Days before the Florida Legislature convenes for its annual 60-day session, state lawmakers already are busy and shifting into overdrive — raising money from special interests, that is.
In what has become an annual rite, most state legislators are in an all-out fundraising binge, collecting as many checks from special interest groups as possible before the legislative session formally starts on March 3.
That’s because House and Senate rules prohibit lawmakers from raising money during the session, in an effort to eliminate the appearance of votes being cast as a quid pro quo for checks from various interest groups affected by legislation.

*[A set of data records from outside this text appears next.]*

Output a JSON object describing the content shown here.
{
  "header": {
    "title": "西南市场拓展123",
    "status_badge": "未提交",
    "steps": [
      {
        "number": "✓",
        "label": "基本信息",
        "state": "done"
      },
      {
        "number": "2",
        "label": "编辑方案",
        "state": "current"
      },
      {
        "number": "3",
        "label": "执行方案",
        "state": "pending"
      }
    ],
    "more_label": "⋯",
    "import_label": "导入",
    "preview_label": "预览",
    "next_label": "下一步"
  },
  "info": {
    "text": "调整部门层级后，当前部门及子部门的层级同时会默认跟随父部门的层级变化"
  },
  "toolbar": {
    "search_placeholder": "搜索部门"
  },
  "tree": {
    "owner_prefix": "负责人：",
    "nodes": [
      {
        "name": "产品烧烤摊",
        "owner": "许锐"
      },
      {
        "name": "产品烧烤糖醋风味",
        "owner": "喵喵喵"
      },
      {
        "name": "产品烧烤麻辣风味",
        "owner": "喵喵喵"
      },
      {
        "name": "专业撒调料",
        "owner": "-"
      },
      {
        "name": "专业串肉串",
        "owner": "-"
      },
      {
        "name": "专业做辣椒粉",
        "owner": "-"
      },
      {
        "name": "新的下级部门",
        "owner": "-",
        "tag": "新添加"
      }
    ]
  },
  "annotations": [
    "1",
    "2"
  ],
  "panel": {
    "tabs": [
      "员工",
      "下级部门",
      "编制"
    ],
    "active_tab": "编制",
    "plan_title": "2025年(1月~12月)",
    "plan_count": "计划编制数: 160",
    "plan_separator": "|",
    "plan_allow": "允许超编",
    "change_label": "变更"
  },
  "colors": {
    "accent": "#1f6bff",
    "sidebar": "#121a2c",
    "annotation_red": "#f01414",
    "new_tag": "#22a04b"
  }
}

In response, the special interest groups have turned to using the week before the session as their best chance to influence lawmakers.
Former state Sen. Mike Bennett, R-Bradenton, said that, within the shadow of the towering Capitol building, lobbyists pack bars and restaurants on nearby Adams Street at this time of year, passing checks to seemingly anyone they think can help them get bills passed — especially on the day before the session starts.

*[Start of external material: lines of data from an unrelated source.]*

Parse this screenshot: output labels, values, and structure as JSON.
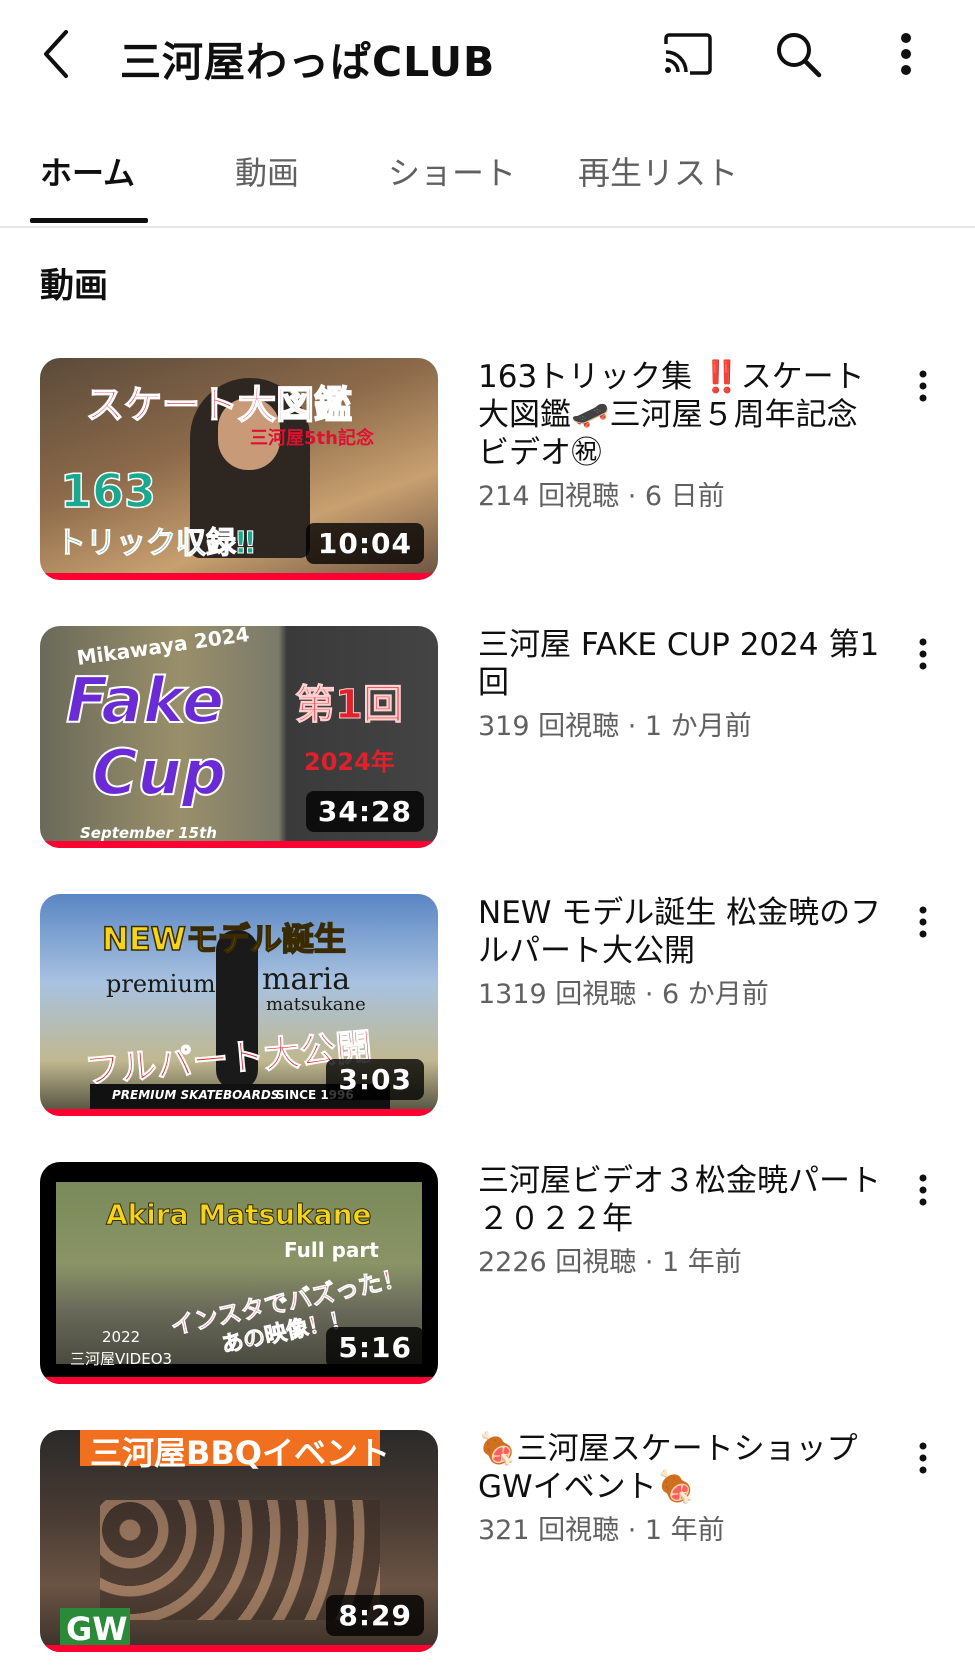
{
  "header": {
    "channel_name": "三河屋わっぱCLUB",
    "icons": [
      "back-arrow-icon",
      "cast-icon",
      "search-icon",
      "more-vert-icon"
    ]
  },
  "tabs": [
    {
      "label": "ホーム",
      "active": true
    },
    {
      "label": "動画",
      "active": false
    },
    {
      "label": "ショート",
      "active": false
    },
    {
      "label": "再生リスト",
      "active": false
    }
  ],
  "section": {
    "title": "動画"
  },
  "videos": [
    {
      "title": "163トリック集 ‼️スケート大図鑑🛹三河屋５周年記念ビデオ㊗",
      "views": "214 回視聴",
      "age": "6 日前",
      "duration": "10:04",
      "thumb_texts": [
        "スケート大図鑑",
        "三河屋5th記念",
        "163",
        "トリック収録‼"
      ]
    },
    {
      "title": "三河屋 FAKE CUP 2024 第1回",
      "views": "319 回視聴",
      "age": "1 か月前",
      "duration": "34:28",
      "thumb_texts": [
        "Mikawaya 2024",
        "Fake",
        "Cup",
        "第1回",
        "2024年",
        "September 15th"
      ]
    },
    {
      "title": "NEW モデル誕生 松金暁のフルパート大公開",
      "views": "1319 回視聴",
      "age": "6 か月前",
      "duration": "3:03",
      "thumb_texts": [
        "NEWモデル誕生",
        "premium",
        "maria",
        "matsukane",
        "フルパート大公開",
        "PREMIUM SKATEBOARDS",
        "SINCE 1996"
      ]
    },
    {
      "title": "三河屋ビデオ３松金暁パート２０２２年",
      "views": "2226 回視聴",
      "age": "1 年前",
      "duration": "5:16",
      "thumb_texts": [
        "Akira Matsukane",
        "Full part",
        "インスタでバズった！",
        "あの映像！！",
        "2022",
        "三河屋VIDEO3"
      ]
    },
    {
      "title": "🍖三河屋スケートショップGWイベント🍖",
      "views": "321 回視聴",
      "age": "1 年前",
      "duration": "8:29",
      "thumb_texts": [
        "三河屋BBQイベント",
        "GW"
      ]
    }
  ],
  "meta_separator": " · ",
  "colors": {
    "accent_red": "#ff0033",
    "text_primary": "#0f0f0f",
    "text_secondary": "#606060"
  }
}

“It is like a New York City ticker tape parade, but instead of confetti flying, there are envelopes with checks,” Bennett said.
Former State Rep. Keith Fitzgerald, a New College of Florida political science professor, said the week before the Legislature meets is “just plain awful” because of the sheer amount of money that trades hands at local bars and clubs. Fitzgerald said he told one lobbyist while he was in office that he would not support the desired legislation during the session, yet still received a check in the apparent hope he would change his mind.
The practice is not confined to Tallahassee. Back in their home districts, legislators hit the fundraiser circuit just as hard during the week before session.
On Tuesday night, for instance, a Sarasota rum distiller hosted a fundraiser for state Rep. Greg Steube, R-Sarasota, who is sponsoring a bill that would allow the firm to sell more of its products.
“It’s the only time we can do it,” Steube said of the fundraising blitz. “I can’t raise any money again until May.”